Once a “ghost town” in the shadow of Nihonbashi’s neon glare, Bakurocho is enjoying a creative revival inspired by its Edo-era craft heritage. Danielle Demetriou visited the area for our latest issue – Keith Ng’s images, featured here, accompany the article
“Bakurocho might not sound like an obvious place to set up a gallery. But it’s a special place. There is a growing creative community and a very positive friendly feeling among people who live here, which is rare in a big city like Tokyo,” says Noriko Konuma, the curator of Kumu Tokyo, a minimal design gallery in a renovated industrial space formerly used by her family’s business on a quiet lane in the heart of the area.
The neighbourhood is located just a smudge away from the neon blare of Akihabara’s electric shops, the shiny department stores of Nihonbashi and the tourist crowds of Asakusa in the eastern side of the city.
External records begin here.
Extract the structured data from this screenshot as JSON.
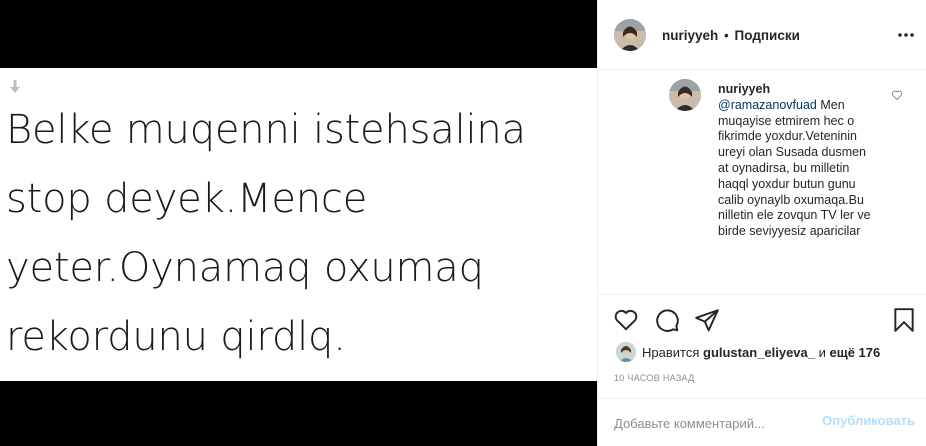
{
  "post": {
    "lines": [
      "Belke muqenni istehsalina",
      "stop deyek.Mence",
      "yeter.Oynamaq oxumaq",
      "rekordunu qirdlq."
    ],
    "arrow_icon": "arrow-down-icon"
  },
  "header": {
    "username": "nuriyyeh",
    "separator": "•",
    "follow_label": "Подписки",
    "more_icon": "more-horizontal-icon"
  },
  "comment": {
    "username": "nuriyyeh",
    "mention": "@ramazanovfuad",
    "text": " Men muqayise etmirem hec o fikrimde yoxdur.Veteninin ureyi olan Susada dusmen at oynadirsa, bu milletin haqql yoxdur butun gunu calib oynaylb oxumaqa.Bu nilletin ele zovqun TV ler ve birde seviyyesiz aparicilar"
  },
  "likes": {
    "prefix": "Нравится",
    "user": "gulustan_eliyeva_",
    "conjunction": "и",
    "count": "ещё 176"
  },
  "timestamp": "10 ЧАСОВ НАЗАД",
  "add_comment": {
    "placeholder": "Добавьте комментарий...",
    "post_label": "Опубликовать"
  },
  "colors": {
    "link": "#00376b",
    "post_disabled": "#b2dffc",
    "muted": "#8e8e8e",
    "media_background": "#000000"
  }
}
Yet, despite its location, Bakurocho is calm and low-key, with a typical Tokyo mismatch of concrete buildings having gradually replaced the old wooden houses over the years.
Its atmosphere is also resolutely old school – perhaps due to its heritage as a major wholesale area dating back to the Edo era. Like much of east Tokyo, Bakurocho is renowned for its craftsmanship heritage, with numerous generations-old artisan businesses traditionally based in the neighbourhood, offering products that range from leatherware and combs to toys and scissors.
And it’s currently in the midst of a creative revival, according to Konuma. “Ten years ago, morale was very low here,” she explains. “There was an ageing population, fewer businesses, economic uncertainty. It was like a ghost town after dark. But slowly, creative people have started to move into the area. Over the past five years, things have changed dramatically. Creatives relocating here are revitalising Bakurocho.”
For our latest issue, Danielle Demetriou visited Bakurocho. Keith Ng’s photographs, featured above, accompany the article.